Four years ago,
George Biddle got into horse pulling because he thought it'd make for a fun
Based on the friends and family lining each side of the backstretch at the
Clinton County 4-H Fairgrounds on Monday, Biddle's assertion was more than
Biddle, with assistance from his brother Travis, competes in competitive horse
pulling all summer long. Monday's event was his third in four days, after events
in Plainfield, Ill. and Rensselaer on Friday and Sunday.
"Everybody just kind of pulls together," Biddle said. "It's just good, clean
Biddle, who owns four horses (two heavyweights and two lightweights), only
brought the heavyweights Monday. His pair of horses bowed out after failing to
make the required distance of 27-feet, while carrying 7,000 pounds.
At the beginning of a horse pulling event, each team gets three attempts to
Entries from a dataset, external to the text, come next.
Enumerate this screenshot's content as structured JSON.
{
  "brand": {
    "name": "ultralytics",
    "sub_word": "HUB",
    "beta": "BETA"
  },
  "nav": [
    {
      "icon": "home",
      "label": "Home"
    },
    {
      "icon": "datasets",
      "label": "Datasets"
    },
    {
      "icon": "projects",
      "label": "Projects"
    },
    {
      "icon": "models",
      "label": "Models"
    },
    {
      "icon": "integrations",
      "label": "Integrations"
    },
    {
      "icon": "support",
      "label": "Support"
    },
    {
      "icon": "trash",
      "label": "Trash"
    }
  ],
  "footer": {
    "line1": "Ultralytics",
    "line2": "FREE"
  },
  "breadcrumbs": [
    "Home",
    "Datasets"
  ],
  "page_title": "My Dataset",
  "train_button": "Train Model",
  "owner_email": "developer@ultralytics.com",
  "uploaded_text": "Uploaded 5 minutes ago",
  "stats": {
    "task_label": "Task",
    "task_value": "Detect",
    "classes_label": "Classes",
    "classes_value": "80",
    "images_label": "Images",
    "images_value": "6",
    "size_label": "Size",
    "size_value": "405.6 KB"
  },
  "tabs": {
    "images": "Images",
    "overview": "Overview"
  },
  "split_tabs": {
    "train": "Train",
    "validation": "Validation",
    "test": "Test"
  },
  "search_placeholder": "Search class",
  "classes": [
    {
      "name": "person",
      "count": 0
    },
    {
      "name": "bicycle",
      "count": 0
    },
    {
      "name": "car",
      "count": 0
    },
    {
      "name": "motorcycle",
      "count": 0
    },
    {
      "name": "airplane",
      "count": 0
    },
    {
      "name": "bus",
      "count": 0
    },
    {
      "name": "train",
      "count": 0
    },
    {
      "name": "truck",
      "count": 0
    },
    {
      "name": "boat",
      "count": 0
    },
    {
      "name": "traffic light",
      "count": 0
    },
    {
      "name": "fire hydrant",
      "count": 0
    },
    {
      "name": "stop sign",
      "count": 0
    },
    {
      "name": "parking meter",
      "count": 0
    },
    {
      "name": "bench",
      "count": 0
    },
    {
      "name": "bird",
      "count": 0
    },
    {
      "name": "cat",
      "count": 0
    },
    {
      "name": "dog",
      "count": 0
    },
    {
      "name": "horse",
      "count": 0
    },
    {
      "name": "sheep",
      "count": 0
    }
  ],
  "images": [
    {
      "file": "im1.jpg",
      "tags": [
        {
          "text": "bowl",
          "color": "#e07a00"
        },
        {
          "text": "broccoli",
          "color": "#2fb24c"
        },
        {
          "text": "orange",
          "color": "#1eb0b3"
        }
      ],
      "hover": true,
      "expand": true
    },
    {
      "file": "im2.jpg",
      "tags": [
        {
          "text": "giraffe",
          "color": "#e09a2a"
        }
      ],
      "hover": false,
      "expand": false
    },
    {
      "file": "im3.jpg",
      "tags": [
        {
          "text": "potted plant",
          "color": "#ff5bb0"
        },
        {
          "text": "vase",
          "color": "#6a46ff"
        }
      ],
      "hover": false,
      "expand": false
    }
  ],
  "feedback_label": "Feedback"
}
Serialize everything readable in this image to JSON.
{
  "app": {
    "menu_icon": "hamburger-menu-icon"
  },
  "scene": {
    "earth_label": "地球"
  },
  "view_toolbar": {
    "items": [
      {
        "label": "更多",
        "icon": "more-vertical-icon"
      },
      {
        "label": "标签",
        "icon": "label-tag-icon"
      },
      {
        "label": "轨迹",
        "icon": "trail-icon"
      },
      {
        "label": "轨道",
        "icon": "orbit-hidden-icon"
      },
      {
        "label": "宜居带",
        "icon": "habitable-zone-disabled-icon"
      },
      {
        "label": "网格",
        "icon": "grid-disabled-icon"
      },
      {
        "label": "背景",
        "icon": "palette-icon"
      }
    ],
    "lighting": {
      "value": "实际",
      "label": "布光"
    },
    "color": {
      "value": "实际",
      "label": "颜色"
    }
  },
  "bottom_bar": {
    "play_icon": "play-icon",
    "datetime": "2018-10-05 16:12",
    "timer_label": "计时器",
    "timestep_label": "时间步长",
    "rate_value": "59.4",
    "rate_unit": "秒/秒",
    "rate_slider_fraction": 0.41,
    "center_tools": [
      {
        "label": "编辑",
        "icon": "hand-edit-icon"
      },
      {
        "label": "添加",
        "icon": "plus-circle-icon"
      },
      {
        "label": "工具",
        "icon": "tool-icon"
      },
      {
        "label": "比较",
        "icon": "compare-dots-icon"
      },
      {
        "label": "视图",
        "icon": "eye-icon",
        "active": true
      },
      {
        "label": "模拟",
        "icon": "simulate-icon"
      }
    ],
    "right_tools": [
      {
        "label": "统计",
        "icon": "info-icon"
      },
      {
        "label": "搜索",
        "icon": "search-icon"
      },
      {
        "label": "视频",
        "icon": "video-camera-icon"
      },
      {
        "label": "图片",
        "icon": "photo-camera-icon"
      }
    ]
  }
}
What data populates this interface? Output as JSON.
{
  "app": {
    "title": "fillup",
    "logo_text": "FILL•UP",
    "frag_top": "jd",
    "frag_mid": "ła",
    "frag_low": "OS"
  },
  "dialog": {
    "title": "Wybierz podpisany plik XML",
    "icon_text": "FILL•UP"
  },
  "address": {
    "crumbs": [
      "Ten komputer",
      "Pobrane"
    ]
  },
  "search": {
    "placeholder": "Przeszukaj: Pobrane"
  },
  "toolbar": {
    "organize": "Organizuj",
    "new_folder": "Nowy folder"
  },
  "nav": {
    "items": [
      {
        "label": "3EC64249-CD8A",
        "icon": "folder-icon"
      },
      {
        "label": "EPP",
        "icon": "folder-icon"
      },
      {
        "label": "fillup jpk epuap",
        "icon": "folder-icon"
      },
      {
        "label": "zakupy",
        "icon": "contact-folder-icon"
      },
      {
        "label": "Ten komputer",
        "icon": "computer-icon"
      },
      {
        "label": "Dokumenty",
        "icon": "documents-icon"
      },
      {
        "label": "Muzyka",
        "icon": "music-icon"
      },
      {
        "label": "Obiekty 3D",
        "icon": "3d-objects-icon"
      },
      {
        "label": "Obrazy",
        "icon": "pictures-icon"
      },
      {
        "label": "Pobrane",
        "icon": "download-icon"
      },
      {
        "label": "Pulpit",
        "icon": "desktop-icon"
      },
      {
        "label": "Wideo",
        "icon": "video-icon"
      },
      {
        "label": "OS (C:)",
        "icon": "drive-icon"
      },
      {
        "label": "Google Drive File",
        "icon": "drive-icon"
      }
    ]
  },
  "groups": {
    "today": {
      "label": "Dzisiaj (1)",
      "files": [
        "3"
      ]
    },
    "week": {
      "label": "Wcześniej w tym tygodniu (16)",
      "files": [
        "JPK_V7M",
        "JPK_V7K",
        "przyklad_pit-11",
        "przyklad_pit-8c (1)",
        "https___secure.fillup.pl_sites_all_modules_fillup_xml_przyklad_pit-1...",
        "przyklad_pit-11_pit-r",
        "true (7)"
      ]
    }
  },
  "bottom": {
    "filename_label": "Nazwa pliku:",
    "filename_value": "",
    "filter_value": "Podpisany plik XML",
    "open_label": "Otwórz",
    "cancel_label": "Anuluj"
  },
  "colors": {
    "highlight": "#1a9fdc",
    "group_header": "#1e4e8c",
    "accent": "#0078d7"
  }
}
clear the required weight and three passes to get the horses hooked onto the
load. Pulling starts at 5,000 and ends at 8,000 pounds.
After each of the horses complete their runs at a certain weight, a Caterpillar
will bring out slabs of concrete and 10 or so workers will add the weight to the
Since the weight is an estimate, no world records could be set at Monday's
event. Events in Michigan usually have the proper equipment for such
Biddle said he trains his horses daily, with each one of them pulling weights
for four miles. They usually get a break after 1/3 of a mile, but Biddle does it
to build up their cardiovascular system.
Once a week, he'll put 3,000-4,000 pounds on the sled and take the horses a
half-mile in short intervals. Biddle's heavyweight horses weigh around 2,200
pounds and the lightweights 1,600.
Most of the horses competing at horse pulling events are Belgian horses, which
account for more than all other breeds combined. Henry Hawkins of Mulberry, who
emceed the event, said that studies done in the 1920s and 30s showed that
Belgian horses were the best ones to use for events like this.
"It takes, time work and money to front those horses," Hawkins said, who was
unable to bring his own horses in for the competition. "The horses got to work
together, otherwise they don't make a good team.
"It's all about conditioning, too."
To get to the actual pulling portion of the contest, it takes two or three
handlers to hook the two horses up to the load. And as once as the horses are
latched on, they pull right away, and its up to the driver to take care of
Frankfort residents Jerry and Mary Hall experienced their first-ever horse
pulling event and Jerry Hall said he attended in hopes of taking some good
"We like it," Mary Hall said. "It's fascinating seeing the horses brought up to
the sled and pace the entire time until they get them hooked up and ready to
Article Courtesy of www.ftimes.com